### Table 2: Listing of the robust filtering algorithm in predic- tion form.

2001

"... In PAGE 7: ...7 in some useful special cases. Table2 summarizes the prediction form of the robust algorithm. Assumed uncertain model.... ..."

Cited by 9

### Table 1: FLOP count for each of the key steps of the robust Algorithm 4.2.

2005

"... In PAGE 18: ... In consideration of this, the paper will profile computational requirement via FLOP load per it- eration, and for this purpose a detailed audit of the FLOP count for the key stages of the robust EM Algorithm 4.2 are provided in Table1 (Recall m is the number of inputs, p is the number of outputs, n is the model state dimension, and N is the data length) where the FLOP counts provided are for the computation of all N quantities such as P 1=2 tjt where necessary. Assuming the typical case of state... ..."

Cited by 5

### Table 1. The simulation study to test the robustness of the EM algorithm

2006
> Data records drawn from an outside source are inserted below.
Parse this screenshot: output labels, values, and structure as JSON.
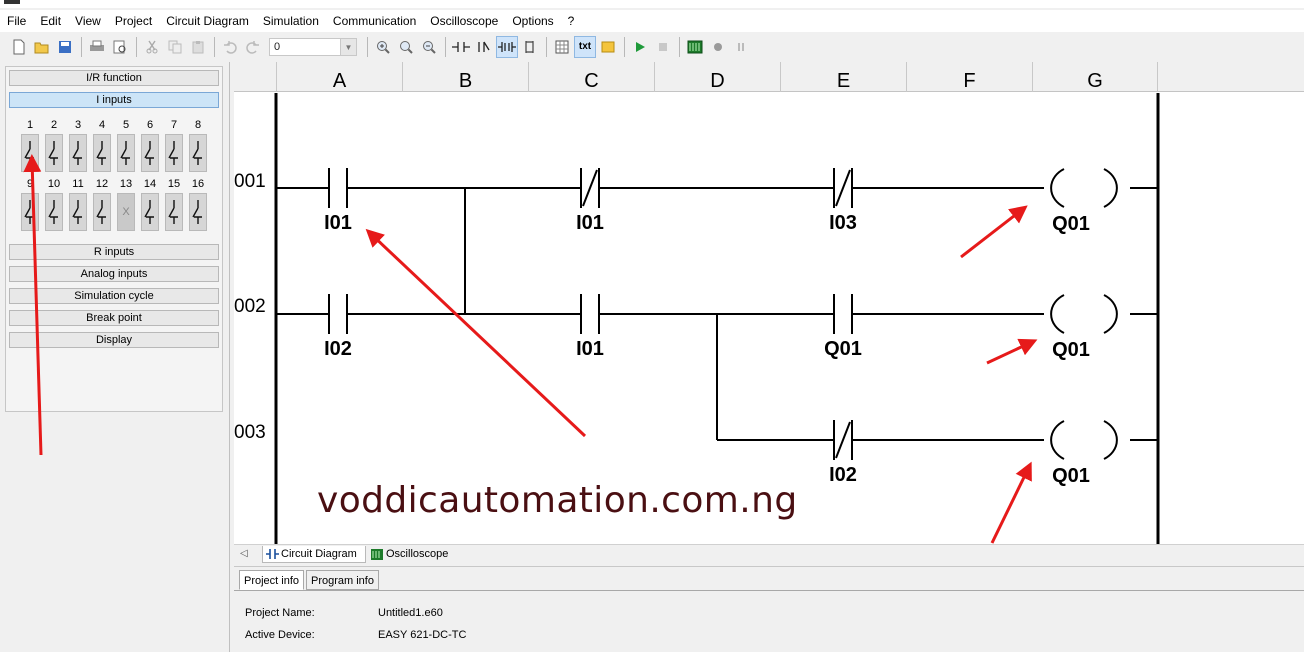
{
  "menu": [
    "File",
    "Edit",
    "View",
    "Project",
    "Circuit Diagram",
    "Simulation",
    "Communication",
    "Oscilloscope",
    "Options",
    "?"
  ],
  "toolbar": {
    "zoom_value": "0",
    "text_toggle_label": "txt"
  },
  "left_panel": {
    "sections_top": [
      "I/R function",
      "I inputs"
    ],
    "sections_bottom": [
      "R inputs",
      "Analog inputs",
      "Simulation cycle",
      "Break point",
      "Display"
    ],
    "input_numbers_row1": [
      "1",
      "2",
      "3",
      "4",
      "5",
      "6",
      "7",
      "8"
    ],
    "input_numbers_row2": [
      "9",
      "10",
      "11",
      "12",
      "13",
      "14",
      "15",
      "16"
    ],
    "disabled_cell_mark": "X"
  },
  "circuit": {
    "columns": [
      "A",
      "B",
      "C",
      "D",
      "E",
      "F",
      "G"
    ],
    "rows": [
      "001",
      "002",
      "003"
    ],
    "contacts": {
      "r1_a": "I01",
      "r1_c": "I01",
      "r1_e": "I03",
      "r1_coil": "Q01",
      "r2_a": "I02",
      "r2_c": "I01",
      "r2_e": "Q01",
      "r2_coil": "Q01",
      "r3_e": "I02",
      "r3_coil": "Q01"
    },
    "watermark": "voddicautomation.com.ng"
  },
  "tabs": {
    "scroll_icon": "◁",
    "circuit": "Circuit Diagram",
    "oscilloscope": "Oscilloscope"
  },
  "info": {
    "tabs": [
      "Project info",
      "Program info"
    ],
    "project_name_label": "Project Name:",
    "project_name_value": "Untitled1.e60",
    "active_device_label": "Active Device:",
    "active_device_value": "EASY 621-DC-TC"
  },
  "colors": {
    "annotation_arrow": "#e61a1a",
    "watermark": "#4a0f12",
    "selected_section": "#cce4f7"
  }
}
"... In PAGE 3: ... Four isoforms can be generated from this gene: the isoform with all exons, the isoform without exon 2, the isoform without exon 9, and the isoform without exon 2 and 9 (see Table 1). We set certain fixed probabilities for these isoforms (see Table1 ). We generated a simulated expressed sequence using the following three-step procedure: (i) randomly sam- ple the four isoforms, to generate a full-length mRNA, (ii) randomly sample the empirical distribution of the length of ESTs (taken from human UniGene data, see Supplement- ary Data), to decide the length of the simulated expressed sequence and (iii) randomly truncate the simulated mRNA according to the length obtained from the previous step, to make the simulated expressed sequence.... In PAGE 7: ... (A) Simulation studies using fixed probabilities of four isoforms. The probabilities are listed in Table1 . (B) A simulation study using randomized probabilities of four isoforms.... ..."